The strangers in the woods must mimic squirrels and crackle
with the undergrowth. They must not flinch at the cruelty
of breaking golden leaves with their feet, or of interring stones.
And like any of these deciduous trees in autumn they must be
stingy with shadow and move deceptively across the sludge.
I listen to these strangers stirring with the evenings. I invent paths
for them to the soft edge of the lake. Each descent is as graceful
as a sinking ship, but less tragic somehow because these strangers
don’t possess a lung. I cannot hear them breathe, yet the air
is all whispers, all sighs—the same ethereal muscle that rubs
the color off the foliage. I lost my way out of the woods on the night
every bird went south or numb. A plump rat snatched the moon

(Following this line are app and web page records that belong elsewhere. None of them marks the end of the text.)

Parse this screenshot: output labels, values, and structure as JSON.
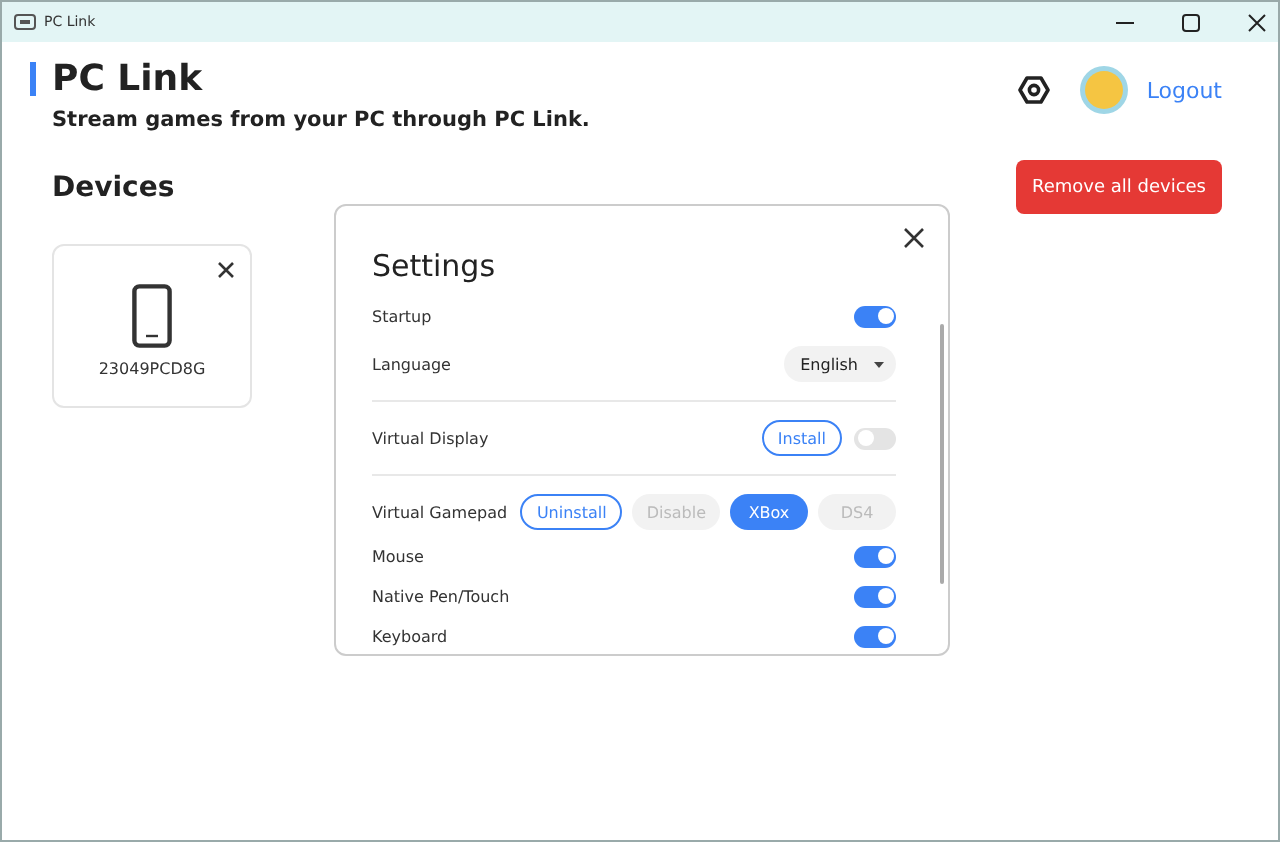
{
  "window": {
    "title": "PC Link"
  },
  "header": {
    "title": "PC Link",
    "subtitle": "Stream games from your PC through PC Link.",
    "logout": "Logout"
  },
  "devices": {
    "heading": "Devices",
    "remove_all": "Remove all devices",
    "items": [
      {
        "name": "23049PCD8G"
      }
    ]
  },
  "settings": {
    "title": "Settings",
    "groups": [
      [
        {
          "kind": "toggle",
          "label": "Startup",
          "on": true
        },
        {
          "kind": "select",
          "label": "Language",
          "value": "English"
        }
      ],
      [
        {
          "kind": "install",
          "label": "Virtual Display",
          "action": "Install",
          "on": false
        }
      ],
      [
        {
          "kind": "gamepad",
          "label": "Virtual Gamepad",
          "action": "Uninstall",
          "options": [
            {
              "label": "Disable",
              "selected": false
            },
            {
              "label": "XBox",
              "selected": true
            },
            {
              "label": "DS4",
              "selected": false
            }
          ]
        },
        {
          "kind": "toggle",
          "label": "Mouse",
          "on": true
        },
        {
          "kind": "toggle",
          "label": "Native Pen/Touch",
          "on": true
        },
        {
          "kind": "toggle",
          "label": "Keyboard",
          "on": true
        }
      ]
    ]
  }
}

and dragged it by the white rope of its tail. The strangers were
a cloak of silhouettes flattening against a trunk like bark.

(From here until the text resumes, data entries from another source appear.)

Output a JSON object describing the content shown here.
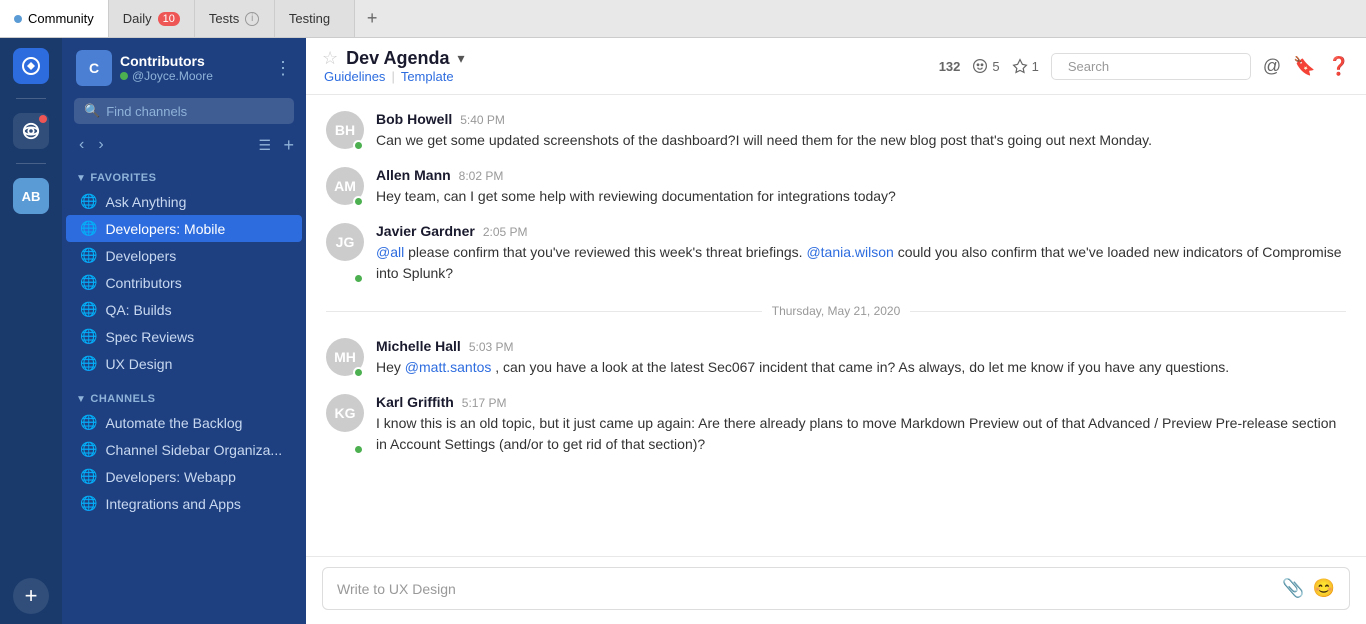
{
  "tabs": [
    {
      "id": "community",
      "label": "Community",
      "active": true,
      "dot": true,
      "badge": null
    },
    {
      "id": "daily",
      "label": "Daily",
      "active": false,
      "dot": false,
      "badge": "10"
    },
    {
      "id": "tests",
      "label": "Tests",
      "active": false,
      "dot": false,
      "info": true
    },
    {
      "id": "testing",
      "label": "Testing",
      "active": false,
      "dot": false
    },
    {
      "id": "add",
      "label": "+",
      "active": false
    }
  ],
  "icon_sidebar": {
    "ab_label": "AB"
  },
  "channel_sidebar": {
    "workspace_name": "Contributors",
    "username": "@Joyce.Moore",
    "find_placeholder": "Find channels",
    "favorites": {
      "header": "FAVORITES",
      "items": [
        {
          "icon": "⊕",
          "label": "Ask Anything",
          "active": false
        },
        {
          "icon": "⊕",
          "label": "Developers: Mobile",
          "active": true
        },
        {
          "icon": "⊕",
          "label": "Developers",
          "active": false
        },
        {
          "icon": "⊕",
          "label": "Contributors",
          "active": false
        },
        {
          "icon": "⊕",
          "label": "QA: Builds",
          "active": false
        },
        {
          "icon": "⊕",
          "label": "Spec Reviews",
          "active": false
        },
        {
          "icon": "⊕",
          "label": "UX Design",
          "active": false
        }
      ]
    },
    "channels": {
      "header": "CHANNELS",
      "items": [
        {
          "icon": "⊕",
          "label": "Automate the Backlog"
        },
        {
          "icon": "⊕",
          "label": "Channel Sidebar Organiza..."
        },
        {
          "icon": "⊕",
          "label": "Developers: Webapp"
        },
        {
          "icon": "⊕",
          "label": "Integrations and Apps"
        }
      ]
    }
  },
  "channel_header": {
    "name": "Dev Agenda",
    "links": {
      "guidelines": "Guidelines",
      "separator": "|",
      "template": "Template"
    },
    "stats": {
      "count": "132",
      "reactions": "5",
      "pins": "1"
    },
    "search_placeholder": "Search"
  },
  "messages": [
    {
      "id": "msg1",
      "author": "Bob Howell",
      "time": "5:40 PM",
      "avatar_initials": "BH",
      "avatar_class": "av-blue",
      "online": true,
      "text": "Can we get some updated screenshots of the dashboard?I will need them for the new blog post that's going out next Monday.",
      "mentions": []
    },
    {
      "id": "msg2",
      "author": "Allen Mann",
      "time": "8:02 PM",
      "avatar_initials": "AM",
      "avatar_class": "av-teal",
      "online": true,
      "text": "Hey team, can I get some help with reviewing documentation for integrations today?",
      "mentions": []
    },
    {
      "id": "msg3",
      "author": "Javier Gardner",
      "time": "2:05 PM",
      "avatar_initials": "JG",
      "avatar_class": "av-orange",
      "online": true,
      "text_parts": [
        {
          "type": "mention",
          "text": "@all"
        },
        {
          "type": "plain",
          "text": " please confirm that you've reviewed this week's threat briefings. "
        },
        {
          "type": "mention",
          "text": "@tania.wilson"
        },
        {
          "type": "plain",
          "text": " could you also confirm that we've loaded new indicators of Compromise into Splunk?"
        }
      ]
    }
  ],
  "date_divider": "Thursday, May 21, 2020",
  "messages2": [
    {
      "id": "msg4",
      "author": "Michelle Hall",
      "time": "5:03 PM",
      "avatar_initials": "MH",
      "avatar_class": "av-purple",
      "online": true,
      "text_parts": [
        {
          "type": "plain",
          "text": "Hey "
        },
        {
          "type": "mention",
          "text": "@matt.santos"
        },
        {
          "type": "plain",
          "text": ", can you have a look at the latest Sec067 incident that came in? As always, do let me know if you have any questions."
        }
      ]
    },
    {
      "id": "msg5",
      "author": "Karl Griffith",
      "time": "5:17 PM",
      "avatar_initials": "KG",
      "avatar_class": "av-green",
      "online": true,
      "text": "I know this is an old topic, but it just came up again: Are there already plans to move Markdown Preview out of that Advanced / Preview Pre-release section in Account Settings (and/or to get rid of that section)?",
      "mentions": []
    }
  ],
  "message_input": {
    "placeholder": "Write to UX Design"
  }
}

I must have disappeared among them because the mouth I touched
was not my own and was cruelly closing in on someone’s rib. I carried
such a bite on me, an arc of green and yellow on my side from the man
who said he loved me. In that darkness I knew as much about him
as I did of the amputee swimming his way up the hill with his
only arm. So this is the home of the unturned stone where
the fugitive keeps his kiss! Archeologists will discover a paradise
in the place no touch died of neglect. Is it any wonder all things
forgotten or abandoned find their way here? The winter is back, so too
the bloated body of a book I tossed over the bridge last week.
And there on the bench, is my old smoking habit, a cigarette
glowing on my mouth like a beacon. I’m patient, waiting for the fugitive
to claim me as his own. I’m as wise as any stranger here, alone but with
the knowledge that the grief of separation is always brief.